DATA FOR THIS EXERCISE below:
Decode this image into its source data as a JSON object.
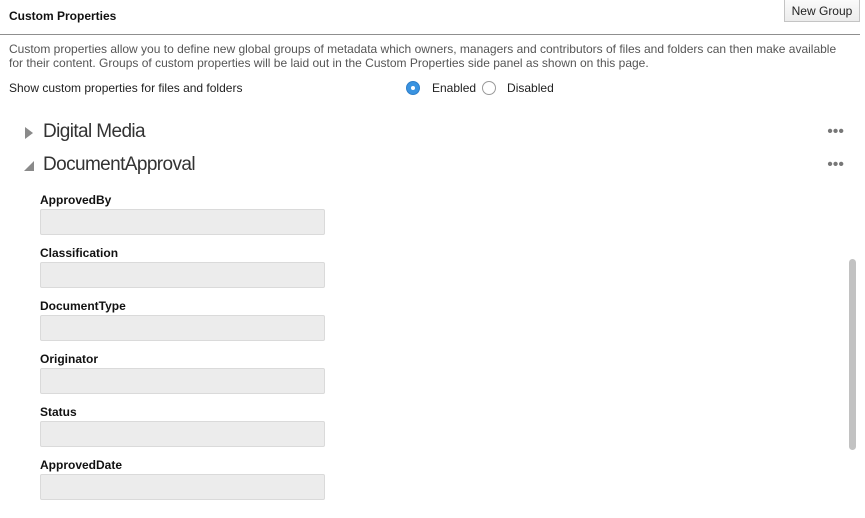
{
  "header": {
    "title": "Custom Properties",
    "new_group_label": "New Group"
  },
  "description": "Custom properties allow you to define new global groups of metadata which owners, managers and contributors of files and folders can then make available for their content. Groups of custom properties will be laid out in the Custom Properties side panel as shown on this page.",
  "visibility": {
    "label": "Show custom properties for files and folders",
    "options": [
      {
        "label": "Enabled",
        "selected": true
      },
      {
        "label": "Disabled",
        "selected": false
      }
    ]
  },
  "groups": [
    {
      "name": "Digital Media",
      "expanded": false,
      "menu_glyph": "•••"
    },
    {
      "name": "DocumentApproval",
      "expanded": true,
      "menu_glyph": "•••"
    }
  ],
  "fields": [
    {
      "label": "ApprovedBy",
      "value": ""
    },
    {
      "label": "Classification",
      "value": ""
    },
    {
      "label": "DocumentType",
      "value": ""
    },
    {
      "label": "Originator",
      "value": ""
    },
    {
      "label": "Status",
      "value": ""
    },
    {
      "label": "ApprovedDate",
      "value": ""
    }
  ],
  "colors": {
    "accent": "#3a93e0",
    "input_background": "#ececec"
  }
}
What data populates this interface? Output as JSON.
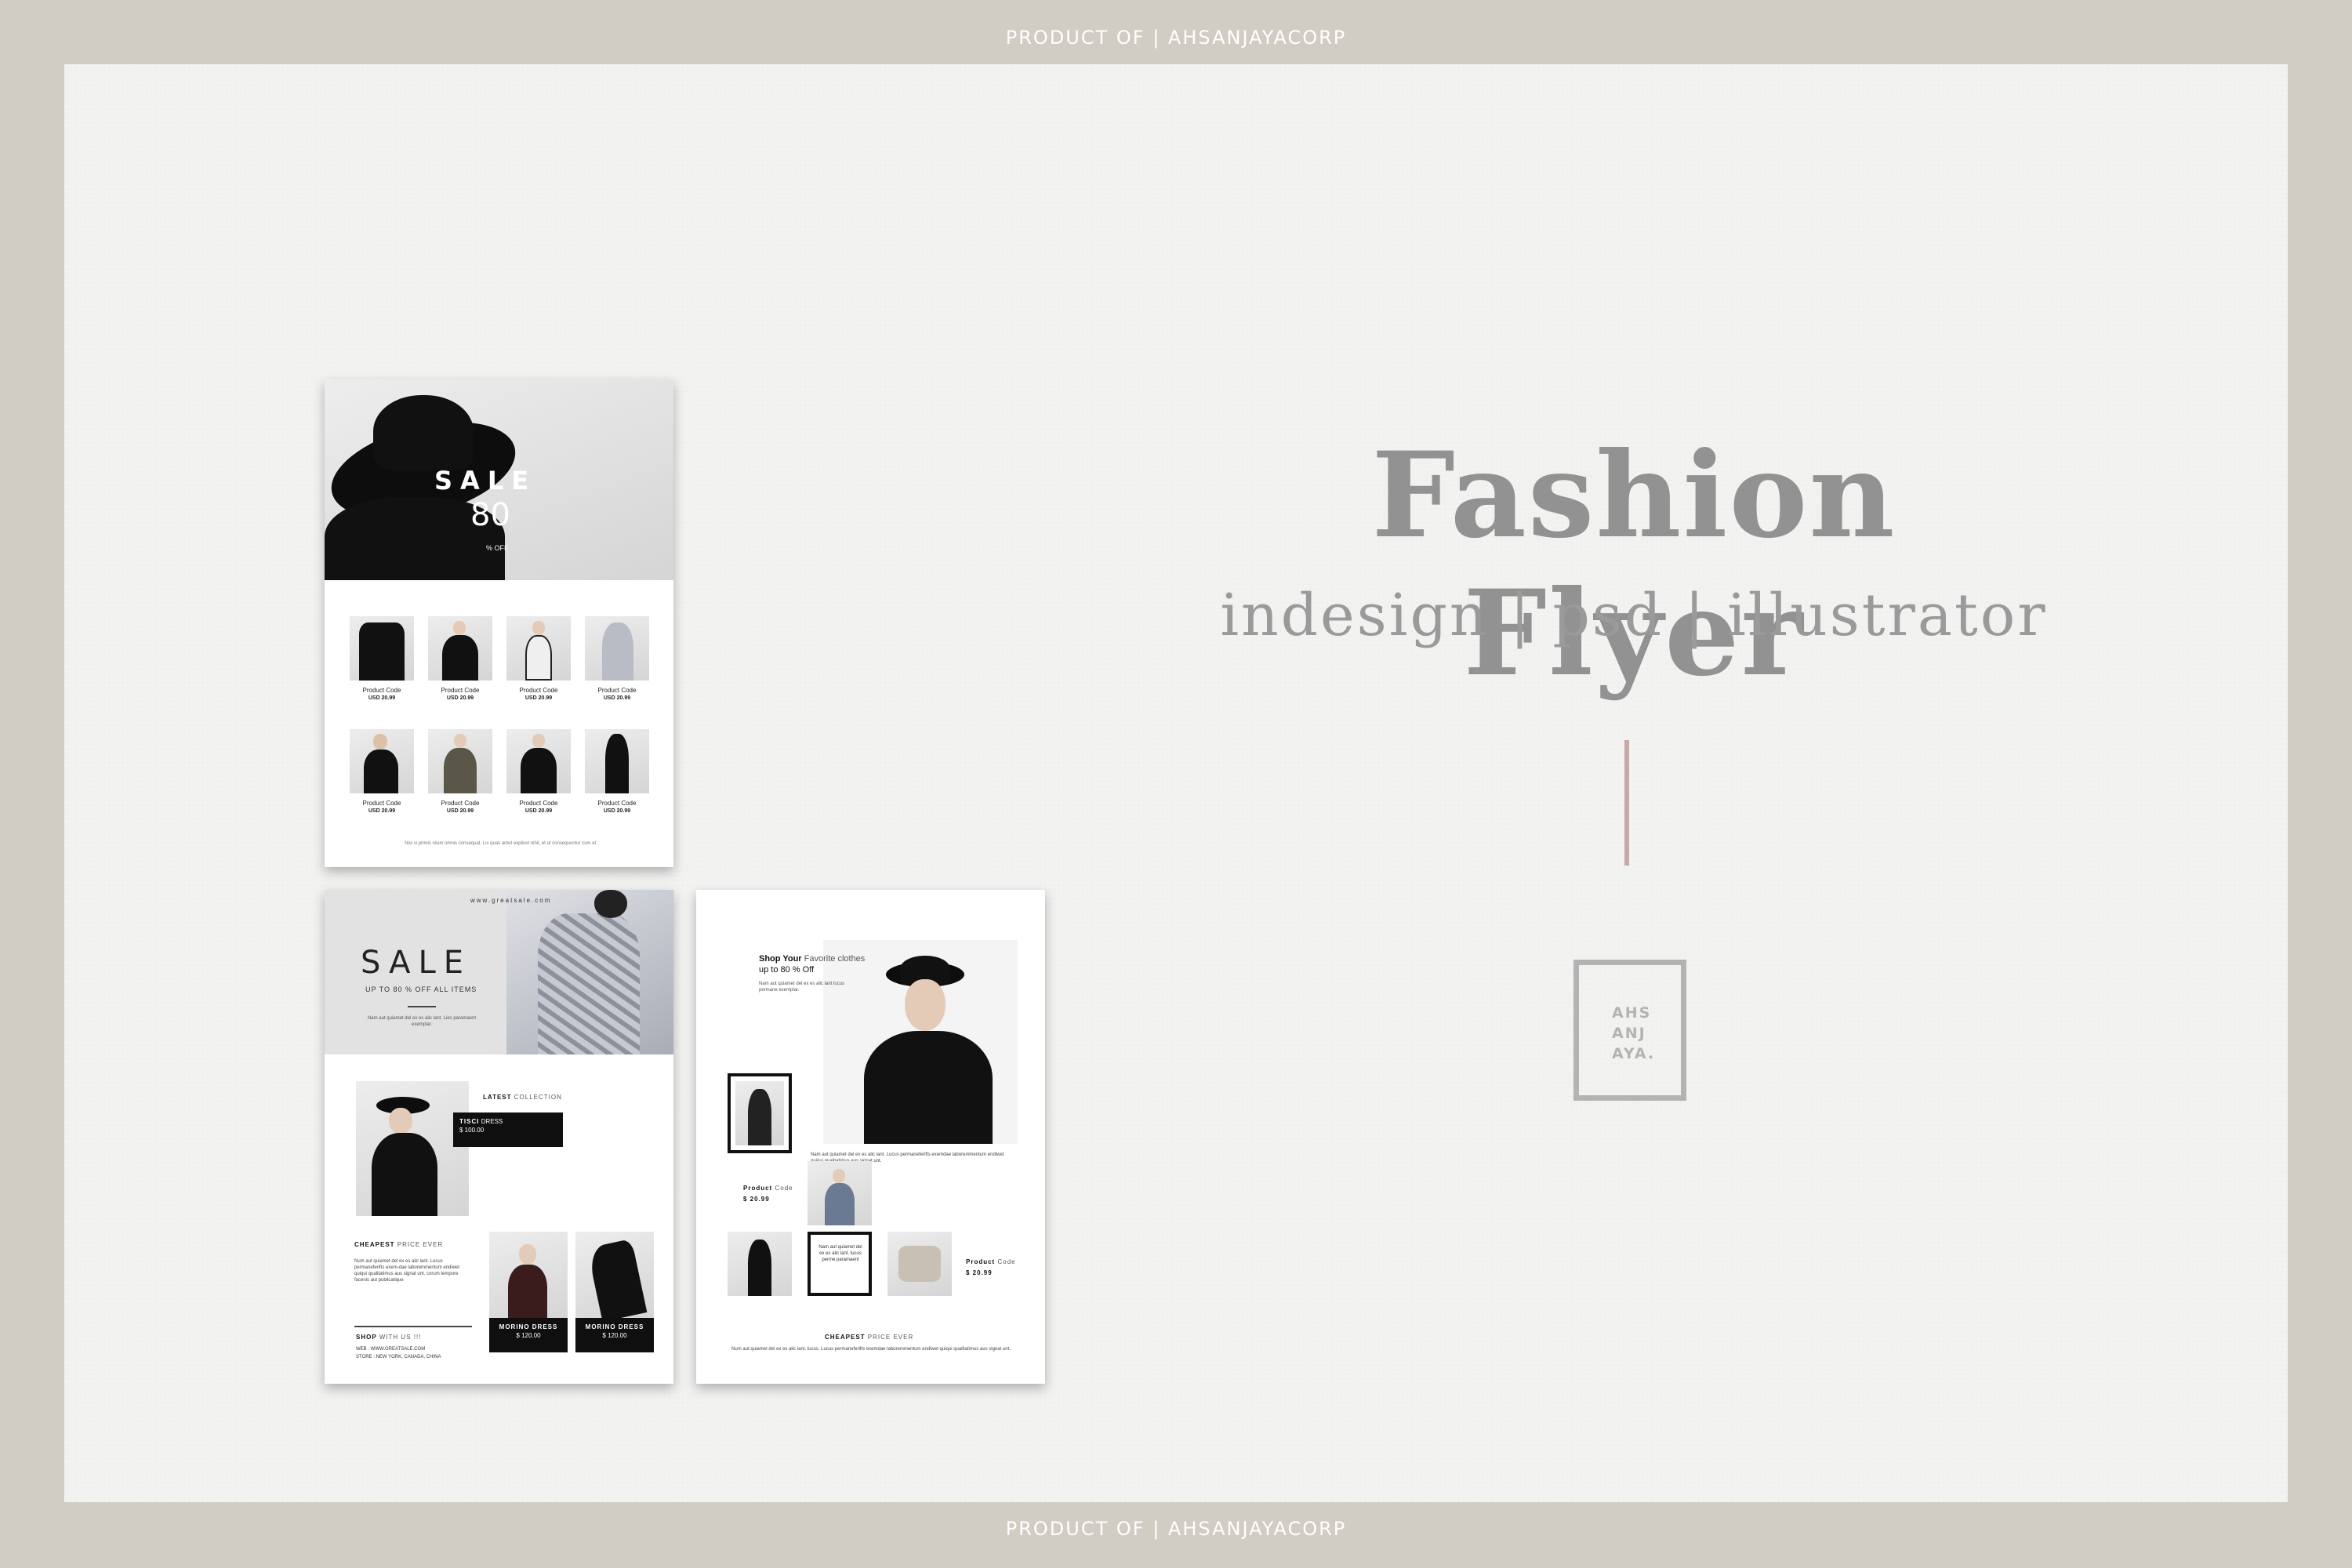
{
  "banner": {
    "top_text": "PRODUCT OF | AHSANJAYACORP",
    "bottom_text": "PRODUCT OF | AHSANJAYACORP"
  },
  "hero": {
    "title": "Fashion Flyer",
    "subtitle": "indesign | psd | illustrator",
    "accent_color": "#c4a9a4"
  },
  "logo": {
    "line1": "AHS",
    "line2": "ANJ",
    "line3": "AYA."
  },
  "flyer1": {
    "sale": "SALE",
    "discount": "80",
    "off": "% OFF",
    "products": [
      {
        "name": "Product Code",
        "price": "USD 20.99"
      },
      {
        "name": "Product Code",
        "price": "USD 20.99"
      },
      {
        "name": "Product Code",
        "price": "USD 20.99"
      },
      {
        "name": "Product Code",
        "price": "USD 20.99"
      },
      {
        "name": "Product Code",
        "price": "USD 20.99"
      },
      {
        "name": "Product Code",
        "price": "USD 20.99"
      },
      {
        "name": "Product Code",
        "price": "USD 20.99"
      },
      {
        "name": "Product Code",
        "price": "USD 20.99"
      }
    ],
    "footer": "Nisi si primis nisim omnis consequat. Lis quas amet explicet nihil, et ut consequuntur cum et."
  },
  "flyer2": {
    "url": "www.greatsale.com",
    "sale": "SALE",
    "sale_sub": "UP TO 80 % OFF ALL ITEMS",
    "intro": "Nam aut quiamet del ex es alic lant. Lies paramaent exemplar.",
    "latest_bold": "LATEST",
    "latest_rest": "COLLECTION",
    "tisci_bold": "TISCI",
    "tisci_rest": "DRESS",
    "tisci_price": "$ 100.00",
    "cheapest_bold": "CHEAPEST",
    "cheapest_rest": "PRICE EVER",
    "cheapest_body": "Num aut quiamet del ex es ailc lant. Lucus permaneferifts exem-dae laboremmentum endiwet quiqui qualitatimus aus signat unt. corum tempore facenis aut publicatique",
    "shop_bold": "SHOP",
    "shop_rest": "WITH US !!!",
    "web": "WEB : WWW.GREATSALE.COM",
    "store": "STORE : NEW YORK, CANADA, CHINA",
    "item_a": "MORINO DRESS",
    "item_a_price": "$ 120.00",
    "item_b": "MORINO DRESS",
    "item_b_price": "$ 120.00"
  },
  "flyer3": {
    "shop_bold": "Shop Your",
    "shop_rest": "Favorite clothes",
    "up_to": "up to 80 % Off",
    "intro": "Nam aut quiamet del ex es alic lant lucus permane exemplar.",
    "body": "Nam aut quiamet del ex es alic lant. Lucus permaneferifts exemdae laboremmentum endiwet quiqui qualitatimus aus signat unt.",
    "product_a_bold": "Product",
    "product_a_rest": "Code",
    "product_a_price": "$ 20.99",
    "product_b_bold": "Product",
    "product_b_rest": "Code",
    "product_b_price": "$ 20.99",
    "box_text": "Nam aut quiamet del ex es alic lant. lucus perme paramaent",
    "cheapest_bold": "CHEAPEST",
    "cheapest_rest": "PRICE EVER",
    "footer": "Num aut quiamet del ex es alic lant. lucus. Lucus permaneferifts exemdae laboremmentum endiwet quiqui qualitatimus aus signat unt."
  }
}
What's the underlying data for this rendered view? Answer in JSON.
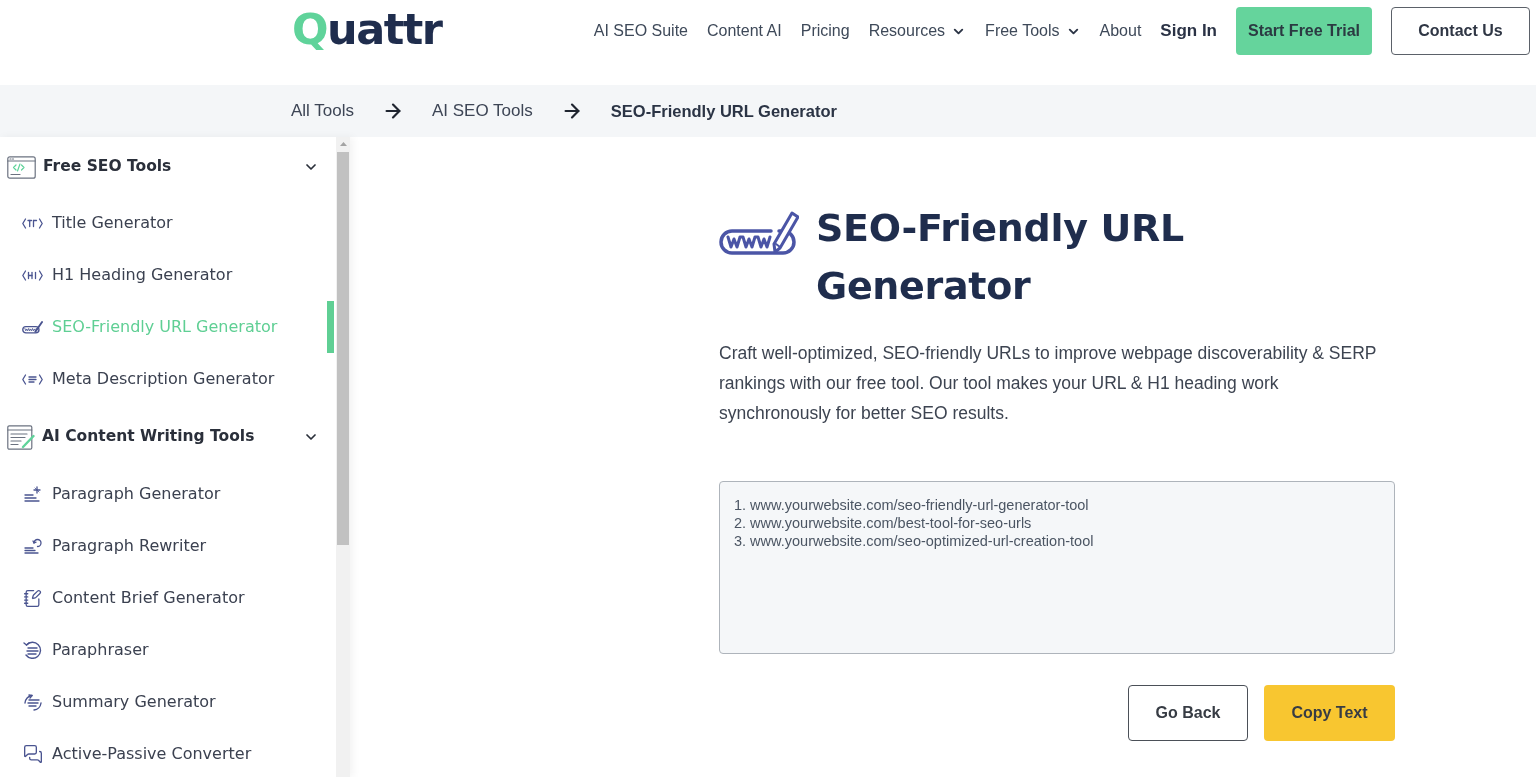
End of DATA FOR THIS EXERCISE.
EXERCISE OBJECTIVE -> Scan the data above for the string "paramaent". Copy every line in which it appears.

TASK SOLUTION ->
    "intro": "Nam aut quiamet del ex es alic lant. Lies paramaent exemplar.",
    "box_text": "Nam aut quiamet del ex es alic lant. lucus perme paramaent",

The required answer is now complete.